In reality, what makes a sports car a sports car is a higher level of performance. Of course, this increased performance comes at a cost. The price of a performance model vehicle is always higher than its more average counterpart. Replacement or spare parts can also be more expensive. As such, sports cars typically require more expensive insurance policies. But, the category of â€œsports carâ€ is subjective in some areas, and many insurance companies have different definitions for what does and does not count as a sports car. However, there are some common elements they take into account:
Number of doors â€“ a four-door sports car is not very common. Usually, four doors indicate a vehicle designed for safety, and/or families. Two doors usually indicate a smaller vehicle (such as a coup) built with speed or maneuverability in mind. As such, a vehicle with two doors may signal your insurance company to offer you sports car-style coverage.
Engine Size â€“ Bigger engines are indicative of speed and performance. However, this is not always the case. A truck or SUV may make use of a V8 engine to increase hauling power. More and more car models are offering V4 engines as standard for their basic trims â€“ so driving a car with a V6 or higher may fit your insurance companyâ€™s sports car definition.
Height & Weight â€“ To maximize their speed and performance, sports cars are generally lower to the ground and weigh less than their non-sporty counterparts. Therefore, your insurance company may take these factors into consideration.

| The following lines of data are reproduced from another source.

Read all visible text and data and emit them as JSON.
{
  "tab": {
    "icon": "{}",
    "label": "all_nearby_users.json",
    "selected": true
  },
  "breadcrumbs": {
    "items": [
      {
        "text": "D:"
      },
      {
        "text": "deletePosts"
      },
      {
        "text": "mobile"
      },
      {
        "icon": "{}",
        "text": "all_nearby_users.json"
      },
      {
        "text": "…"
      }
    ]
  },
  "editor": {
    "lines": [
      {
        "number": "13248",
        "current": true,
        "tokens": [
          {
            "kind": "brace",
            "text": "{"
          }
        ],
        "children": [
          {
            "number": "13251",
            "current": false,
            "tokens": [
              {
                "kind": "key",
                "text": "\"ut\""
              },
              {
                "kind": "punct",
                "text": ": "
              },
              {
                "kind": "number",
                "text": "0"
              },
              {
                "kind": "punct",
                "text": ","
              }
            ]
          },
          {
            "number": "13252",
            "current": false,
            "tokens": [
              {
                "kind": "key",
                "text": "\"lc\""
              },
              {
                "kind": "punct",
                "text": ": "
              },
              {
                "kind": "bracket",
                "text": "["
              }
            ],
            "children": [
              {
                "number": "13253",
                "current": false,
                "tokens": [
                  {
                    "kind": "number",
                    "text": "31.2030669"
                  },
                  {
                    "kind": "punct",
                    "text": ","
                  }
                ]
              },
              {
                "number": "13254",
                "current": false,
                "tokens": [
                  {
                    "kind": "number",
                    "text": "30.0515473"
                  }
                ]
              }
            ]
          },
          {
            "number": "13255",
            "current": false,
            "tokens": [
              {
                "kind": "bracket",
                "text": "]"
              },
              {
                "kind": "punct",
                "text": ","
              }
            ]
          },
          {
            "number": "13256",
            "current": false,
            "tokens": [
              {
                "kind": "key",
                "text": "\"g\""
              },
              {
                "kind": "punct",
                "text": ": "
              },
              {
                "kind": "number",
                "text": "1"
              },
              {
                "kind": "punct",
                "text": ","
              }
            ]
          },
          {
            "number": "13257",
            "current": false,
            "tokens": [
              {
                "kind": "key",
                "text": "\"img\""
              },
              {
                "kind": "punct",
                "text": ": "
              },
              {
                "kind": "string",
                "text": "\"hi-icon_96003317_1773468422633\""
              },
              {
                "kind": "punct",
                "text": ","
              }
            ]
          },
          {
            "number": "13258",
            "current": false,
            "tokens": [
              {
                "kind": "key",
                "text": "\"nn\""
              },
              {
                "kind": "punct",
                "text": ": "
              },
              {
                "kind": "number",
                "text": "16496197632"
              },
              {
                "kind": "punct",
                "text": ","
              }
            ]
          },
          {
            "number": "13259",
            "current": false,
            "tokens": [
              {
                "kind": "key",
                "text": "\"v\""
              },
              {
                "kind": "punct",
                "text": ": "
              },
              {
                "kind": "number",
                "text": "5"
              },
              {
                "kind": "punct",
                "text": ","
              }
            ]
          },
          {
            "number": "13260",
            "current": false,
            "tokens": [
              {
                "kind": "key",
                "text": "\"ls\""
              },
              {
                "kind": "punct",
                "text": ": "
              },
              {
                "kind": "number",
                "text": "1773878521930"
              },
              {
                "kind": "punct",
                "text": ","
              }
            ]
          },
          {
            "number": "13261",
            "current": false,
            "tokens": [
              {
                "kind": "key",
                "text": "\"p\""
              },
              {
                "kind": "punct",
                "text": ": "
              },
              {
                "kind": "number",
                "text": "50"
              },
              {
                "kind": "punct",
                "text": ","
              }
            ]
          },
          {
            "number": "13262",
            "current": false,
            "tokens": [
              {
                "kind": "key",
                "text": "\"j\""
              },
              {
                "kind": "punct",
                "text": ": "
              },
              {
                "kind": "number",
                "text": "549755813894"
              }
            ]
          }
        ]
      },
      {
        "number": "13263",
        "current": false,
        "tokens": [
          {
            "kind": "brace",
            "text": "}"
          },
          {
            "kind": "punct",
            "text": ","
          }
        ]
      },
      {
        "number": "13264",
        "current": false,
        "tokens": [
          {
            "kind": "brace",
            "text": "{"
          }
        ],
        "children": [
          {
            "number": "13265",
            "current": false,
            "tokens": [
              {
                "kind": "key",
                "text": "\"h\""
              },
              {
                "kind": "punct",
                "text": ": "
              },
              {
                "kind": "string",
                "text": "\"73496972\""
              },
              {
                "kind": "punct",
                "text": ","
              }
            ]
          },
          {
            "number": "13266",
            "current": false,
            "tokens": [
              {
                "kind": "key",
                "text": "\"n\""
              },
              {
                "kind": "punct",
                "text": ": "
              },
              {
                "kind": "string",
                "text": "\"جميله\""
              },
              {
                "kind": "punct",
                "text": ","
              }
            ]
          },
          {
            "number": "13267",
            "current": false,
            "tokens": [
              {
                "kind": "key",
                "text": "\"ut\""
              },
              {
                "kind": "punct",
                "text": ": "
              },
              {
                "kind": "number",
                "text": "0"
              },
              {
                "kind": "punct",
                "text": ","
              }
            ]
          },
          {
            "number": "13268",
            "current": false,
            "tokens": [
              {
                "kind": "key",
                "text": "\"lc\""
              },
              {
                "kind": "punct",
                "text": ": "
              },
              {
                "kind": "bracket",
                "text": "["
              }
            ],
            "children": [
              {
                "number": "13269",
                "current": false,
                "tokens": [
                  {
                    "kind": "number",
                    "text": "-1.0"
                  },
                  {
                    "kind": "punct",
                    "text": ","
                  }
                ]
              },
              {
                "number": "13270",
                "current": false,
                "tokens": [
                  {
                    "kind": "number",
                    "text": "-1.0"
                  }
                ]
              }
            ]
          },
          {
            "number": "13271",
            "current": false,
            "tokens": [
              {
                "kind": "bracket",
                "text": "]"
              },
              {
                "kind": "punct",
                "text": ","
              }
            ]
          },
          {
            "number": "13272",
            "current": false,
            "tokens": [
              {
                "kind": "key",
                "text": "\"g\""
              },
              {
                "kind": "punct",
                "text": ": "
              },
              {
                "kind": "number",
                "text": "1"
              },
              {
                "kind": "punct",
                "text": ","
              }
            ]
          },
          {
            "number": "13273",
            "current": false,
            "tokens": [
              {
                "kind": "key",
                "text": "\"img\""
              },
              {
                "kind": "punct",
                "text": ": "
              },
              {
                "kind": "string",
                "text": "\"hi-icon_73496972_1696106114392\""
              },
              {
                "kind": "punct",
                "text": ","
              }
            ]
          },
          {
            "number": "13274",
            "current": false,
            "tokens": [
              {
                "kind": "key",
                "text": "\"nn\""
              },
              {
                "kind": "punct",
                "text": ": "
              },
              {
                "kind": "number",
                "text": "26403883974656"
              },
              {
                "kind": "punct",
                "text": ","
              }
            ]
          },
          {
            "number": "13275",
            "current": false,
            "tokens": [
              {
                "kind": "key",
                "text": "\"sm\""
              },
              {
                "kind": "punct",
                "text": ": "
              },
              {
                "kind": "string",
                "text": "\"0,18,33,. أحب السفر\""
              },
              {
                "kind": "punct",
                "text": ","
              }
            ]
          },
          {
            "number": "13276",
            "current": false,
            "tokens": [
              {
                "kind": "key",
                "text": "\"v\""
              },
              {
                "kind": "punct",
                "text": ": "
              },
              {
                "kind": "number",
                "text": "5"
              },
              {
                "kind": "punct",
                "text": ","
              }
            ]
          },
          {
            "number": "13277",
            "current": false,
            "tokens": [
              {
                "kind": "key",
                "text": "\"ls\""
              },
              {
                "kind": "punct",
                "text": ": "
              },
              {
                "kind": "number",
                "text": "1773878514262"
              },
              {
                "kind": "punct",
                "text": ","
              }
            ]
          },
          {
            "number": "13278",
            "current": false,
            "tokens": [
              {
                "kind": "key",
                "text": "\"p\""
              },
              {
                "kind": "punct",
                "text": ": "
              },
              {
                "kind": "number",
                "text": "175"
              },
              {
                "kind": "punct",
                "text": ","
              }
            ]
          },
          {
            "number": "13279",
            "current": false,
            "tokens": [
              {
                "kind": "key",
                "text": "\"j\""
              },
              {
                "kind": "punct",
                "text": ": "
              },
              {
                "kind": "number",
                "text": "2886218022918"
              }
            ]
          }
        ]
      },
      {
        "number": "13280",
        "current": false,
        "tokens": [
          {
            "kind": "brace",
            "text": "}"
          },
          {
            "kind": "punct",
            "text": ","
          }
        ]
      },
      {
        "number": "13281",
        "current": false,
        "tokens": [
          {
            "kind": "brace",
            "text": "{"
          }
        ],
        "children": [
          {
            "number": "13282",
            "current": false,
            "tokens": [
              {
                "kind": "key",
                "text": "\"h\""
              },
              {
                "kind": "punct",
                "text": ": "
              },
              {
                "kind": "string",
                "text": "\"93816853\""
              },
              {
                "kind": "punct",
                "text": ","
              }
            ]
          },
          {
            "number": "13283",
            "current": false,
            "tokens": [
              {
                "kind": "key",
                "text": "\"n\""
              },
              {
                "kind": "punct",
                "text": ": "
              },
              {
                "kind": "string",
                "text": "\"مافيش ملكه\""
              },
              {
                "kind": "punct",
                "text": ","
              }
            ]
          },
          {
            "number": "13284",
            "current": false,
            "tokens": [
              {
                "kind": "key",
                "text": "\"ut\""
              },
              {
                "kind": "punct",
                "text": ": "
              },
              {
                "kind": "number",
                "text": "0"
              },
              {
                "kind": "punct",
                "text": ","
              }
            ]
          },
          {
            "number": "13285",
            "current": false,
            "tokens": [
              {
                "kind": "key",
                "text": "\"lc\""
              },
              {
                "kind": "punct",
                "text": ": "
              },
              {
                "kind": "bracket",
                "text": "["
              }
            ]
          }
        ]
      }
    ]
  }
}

This content is offered for educational purposes only and does not represent contractual agreements. The definitions, terms and coverages in a given policy may be different than those suggested here and such policy will be governed by the language contained therein. No warranty or appropriateness for a specific purpose is expressed or implied.